The episode itself: (must cut this short since it’s past my bedtime)
What fascinates me the most about this drama, unsurprisingly even though it hasn’t been developed much thus far, is the future Eun Ho/Tao Jo relationship – I assume that they are the romantic pairing as the two main leads. While it’s clearly still far in the future at this point, it will be interesting to see how Eun Ho changes Tao Jo and to what extent, particularly since Eun Ho has one thing which most kdrama heroines don’t, and which would require Tao Jo to do some major growing up- and that is a son. I confess I can’t wait for this part of the drama.

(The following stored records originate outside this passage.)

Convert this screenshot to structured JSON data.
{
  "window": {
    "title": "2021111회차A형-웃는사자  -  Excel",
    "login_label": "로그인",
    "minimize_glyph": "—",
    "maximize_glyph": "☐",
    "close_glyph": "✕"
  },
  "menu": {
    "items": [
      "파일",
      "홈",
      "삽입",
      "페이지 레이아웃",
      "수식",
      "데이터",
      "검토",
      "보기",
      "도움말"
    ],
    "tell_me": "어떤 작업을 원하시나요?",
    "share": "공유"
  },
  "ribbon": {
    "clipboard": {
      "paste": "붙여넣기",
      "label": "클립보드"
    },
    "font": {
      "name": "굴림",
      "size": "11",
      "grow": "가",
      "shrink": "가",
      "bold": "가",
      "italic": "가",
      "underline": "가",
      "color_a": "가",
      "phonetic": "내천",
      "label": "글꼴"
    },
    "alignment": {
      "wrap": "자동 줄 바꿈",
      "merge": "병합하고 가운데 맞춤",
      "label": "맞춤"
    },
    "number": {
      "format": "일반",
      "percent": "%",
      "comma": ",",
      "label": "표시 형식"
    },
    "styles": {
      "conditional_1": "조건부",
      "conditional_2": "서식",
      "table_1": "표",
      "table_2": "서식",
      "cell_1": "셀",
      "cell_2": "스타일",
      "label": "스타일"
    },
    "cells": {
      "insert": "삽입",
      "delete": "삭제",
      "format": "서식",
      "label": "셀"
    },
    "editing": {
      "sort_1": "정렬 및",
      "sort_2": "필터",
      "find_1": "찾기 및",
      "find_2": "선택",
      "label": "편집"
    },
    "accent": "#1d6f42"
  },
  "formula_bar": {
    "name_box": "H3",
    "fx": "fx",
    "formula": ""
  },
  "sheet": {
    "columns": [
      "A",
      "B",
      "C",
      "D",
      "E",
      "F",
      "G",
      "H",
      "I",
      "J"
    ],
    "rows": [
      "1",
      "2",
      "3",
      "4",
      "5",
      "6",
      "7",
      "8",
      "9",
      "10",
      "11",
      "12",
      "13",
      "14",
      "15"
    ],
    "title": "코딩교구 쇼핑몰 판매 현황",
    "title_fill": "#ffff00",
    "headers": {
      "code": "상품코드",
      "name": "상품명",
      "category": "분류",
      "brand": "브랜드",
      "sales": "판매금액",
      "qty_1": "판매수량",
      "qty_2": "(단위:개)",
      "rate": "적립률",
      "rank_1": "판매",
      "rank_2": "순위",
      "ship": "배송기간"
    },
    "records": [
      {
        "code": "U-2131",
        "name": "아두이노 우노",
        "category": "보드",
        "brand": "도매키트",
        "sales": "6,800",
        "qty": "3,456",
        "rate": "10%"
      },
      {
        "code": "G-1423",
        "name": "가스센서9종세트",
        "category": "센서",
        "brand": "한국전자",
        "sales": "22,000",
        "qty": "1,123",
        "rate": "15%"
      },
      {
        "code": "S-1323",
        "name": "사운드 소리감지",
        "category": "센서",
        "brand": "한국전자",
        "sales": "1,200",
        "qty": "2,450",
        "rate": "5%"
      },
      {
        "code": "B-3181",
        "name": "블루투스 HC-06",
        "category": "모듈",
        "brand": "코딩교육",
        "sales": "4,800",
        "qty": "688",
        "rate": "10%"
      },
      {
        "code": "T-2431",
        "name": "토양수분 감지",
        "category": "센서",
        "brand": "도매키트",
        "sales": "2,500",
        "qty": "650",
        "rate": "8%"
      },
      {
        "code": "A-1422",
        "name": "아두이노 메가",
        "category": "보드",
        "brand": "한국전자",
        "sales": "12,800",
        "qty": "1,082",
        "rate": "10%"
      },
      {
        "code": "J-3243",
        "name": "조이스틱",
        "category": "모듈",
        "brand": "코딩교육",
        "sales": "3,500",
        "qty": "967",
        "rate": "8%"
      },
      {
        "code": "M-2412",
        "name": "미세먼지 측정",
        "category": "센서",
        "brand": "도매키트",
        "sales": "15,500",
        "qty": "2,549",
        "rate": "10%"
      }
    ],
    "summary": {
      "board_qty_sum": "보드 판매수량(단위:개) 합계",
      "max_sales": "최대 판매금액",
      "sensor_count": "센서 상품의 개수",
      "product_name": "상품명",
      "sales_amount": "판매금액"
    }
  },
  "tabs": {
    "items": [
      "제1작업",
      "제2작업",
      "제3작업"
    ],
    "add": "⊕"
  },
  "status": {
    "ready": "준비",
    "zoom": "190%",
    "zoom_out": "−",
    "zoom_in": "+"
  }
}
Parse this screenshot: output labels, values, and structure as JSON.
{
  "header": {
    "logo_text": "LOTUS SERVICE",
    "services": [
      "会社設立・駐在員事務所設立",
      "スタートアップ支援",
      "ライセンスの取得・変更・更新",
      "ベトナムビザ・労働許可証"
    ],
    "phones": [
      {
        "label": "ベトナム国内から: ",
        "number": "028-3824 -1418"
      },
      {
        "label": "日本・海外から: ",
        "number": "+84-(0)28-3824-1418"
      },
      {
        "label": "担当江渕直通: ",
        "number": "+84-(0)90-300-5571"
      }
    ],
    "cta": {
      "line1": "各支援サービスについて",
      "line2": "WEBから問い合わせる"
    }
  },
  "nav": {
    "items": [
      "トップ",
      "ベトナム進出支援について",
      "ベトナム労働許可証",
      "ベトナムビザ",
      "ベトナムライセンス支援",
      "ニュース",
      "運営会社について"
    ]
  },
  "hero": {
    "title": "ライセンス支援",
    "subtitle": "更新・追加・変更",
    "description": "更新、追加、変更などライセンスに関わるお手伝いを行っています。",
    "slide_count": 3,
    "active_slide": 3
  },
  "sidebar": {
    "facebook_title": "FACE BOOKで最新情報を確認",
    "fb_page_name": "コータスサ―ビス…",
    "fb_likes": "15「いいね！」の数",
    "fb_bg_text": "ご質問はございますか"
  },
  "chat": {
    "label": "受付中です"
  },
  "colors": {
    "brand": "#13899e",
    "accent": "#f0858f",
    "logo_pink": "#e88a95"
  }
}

Another part which really stood out to me was Eun Ho’s relationship with her son and her role as a single mother – there’s a very funny and adorable scene in which her son takes a bunch of her very important legal papers and makes them into paper airplanes and throws them off the balcony of their apartment building, forcing her to rush into work late at night and gets replacements from Tao Jo. I find it very fascinating since I love this kind of character in general – someone who’s strong enough and independent enough to care for a child on their own, while also presenting such delicious possibilities of vulnerability and need, at the very least for a father-figure for the son, to whoever the male lead might be in the drama.
And finally, what hints most promisingly to me of good/better things to come are the brief flashes of darkness we’ve gotten to see in Tao Jo – when he has the flashbacks in the bar of the man dying before his eyes, when he tells his brother that of course he’s not enjoying his life, and when he ends up alone on a roof outside all night, staring out into the dark(loved the juxtaposition of this with Eun Ho going out onto her own balcony that morning, having worked all night, and stretching contentedly – it shows the difference in the way they lead their lives), and of course the as yet unexplained tension between he and his father/brother. Tao Jo is clearly more than a little screwed up, and as I’m quite sure that Eun Ho didn’t escape unscathed from an apparently parentless existence and a husband’s death, I’m very much looking forward to seeing these two discover each other’s weaknesses and get closer in the process.